Task prompt >> Examine the entries and show every line in which the word "placeholder" is found.
──────── Material shown ────────
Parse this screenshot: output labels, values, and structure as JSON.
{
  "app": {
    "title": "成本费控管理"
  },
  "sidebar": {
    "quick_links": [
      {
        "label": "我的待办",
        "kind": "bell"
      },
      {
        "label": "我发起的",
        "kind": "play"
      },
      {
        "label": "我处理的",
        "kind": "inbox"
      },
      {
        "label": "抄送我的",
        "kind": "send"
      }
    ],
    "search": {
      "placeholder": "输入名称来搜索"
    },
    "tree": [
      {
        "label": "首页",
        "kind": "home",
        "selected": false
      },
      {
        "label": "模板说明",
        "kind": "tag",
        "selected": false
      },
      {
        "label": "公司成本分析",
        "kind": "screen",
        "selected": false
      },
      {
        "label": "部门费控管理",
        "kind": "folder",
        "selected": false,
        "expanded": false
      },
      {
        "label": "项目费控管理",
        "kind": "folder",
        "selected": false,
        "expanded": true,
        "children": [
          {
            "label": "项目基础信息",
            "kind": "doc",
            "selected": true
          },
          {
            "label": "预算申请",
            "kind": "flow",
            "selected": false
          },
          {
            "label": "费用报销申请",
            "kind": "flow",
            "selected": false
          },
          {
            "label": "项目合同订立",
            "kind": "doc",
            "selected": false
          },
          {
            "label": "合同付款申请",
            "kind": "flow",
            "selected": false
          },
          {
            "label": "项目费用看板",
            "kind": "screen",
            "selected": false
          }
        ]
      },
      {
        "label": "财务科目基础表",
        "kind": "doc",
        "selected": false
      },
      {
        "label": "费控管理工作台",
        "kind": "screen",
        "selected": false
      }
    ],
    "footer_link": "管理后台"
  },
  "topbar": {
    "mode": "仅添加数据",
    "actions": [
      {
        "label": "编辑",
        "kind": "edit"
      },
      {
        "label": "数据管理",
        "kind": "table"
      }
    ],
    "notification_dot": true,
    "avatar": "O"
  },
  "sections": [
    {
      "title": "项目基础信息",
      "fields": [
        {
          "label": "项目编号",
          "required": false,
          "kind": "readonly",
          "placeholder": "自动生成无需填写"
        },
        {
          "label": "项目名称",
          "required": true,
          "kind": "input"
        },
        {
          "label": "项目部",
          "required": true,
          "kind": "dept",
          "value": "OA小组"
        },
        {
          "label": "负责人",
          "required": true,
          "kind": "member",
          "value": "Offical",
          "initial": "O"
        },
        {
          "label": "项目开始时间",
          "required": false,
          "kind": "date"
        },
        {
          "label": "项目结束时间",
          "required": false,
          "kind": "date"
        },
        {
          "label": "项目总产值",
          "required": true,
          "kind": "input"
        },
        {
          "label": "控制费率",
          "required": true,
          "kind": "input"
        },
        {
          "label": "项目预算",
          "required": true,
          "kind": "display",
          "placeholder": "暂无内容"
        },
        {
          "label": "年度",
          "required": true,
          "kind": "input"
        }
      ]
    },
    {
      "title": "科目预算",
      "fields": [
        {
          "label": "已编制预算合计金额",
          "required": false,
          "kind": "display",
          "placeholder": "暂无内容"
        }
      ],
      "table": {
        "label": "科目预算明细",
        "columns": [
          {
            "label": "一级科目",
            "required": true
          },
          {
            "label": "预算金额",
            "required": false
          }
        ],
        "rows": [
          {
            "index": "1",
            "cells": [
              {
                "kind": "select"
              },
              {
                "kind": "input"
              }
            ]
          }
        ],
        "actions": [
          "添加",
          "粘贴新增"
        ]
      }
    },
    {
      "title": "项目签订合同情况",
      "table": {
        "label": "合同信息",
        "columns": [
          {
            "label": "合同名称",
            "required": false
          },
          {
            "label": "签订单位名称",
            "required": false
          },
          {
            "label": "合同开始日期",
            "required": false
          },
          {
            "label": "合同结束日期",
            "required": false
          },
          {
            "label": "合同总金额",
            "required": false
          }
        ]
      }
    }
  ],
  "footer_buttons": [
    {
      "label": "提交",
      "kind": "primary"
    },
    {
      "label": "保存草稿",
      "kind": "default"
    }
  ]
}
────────
Result >>
      "placeholder": "输入名称来搜索"
          "placeholder": "自动生成无需填写"
          "placeholder": "暂无内容"
          "placeholder": "暂无内容"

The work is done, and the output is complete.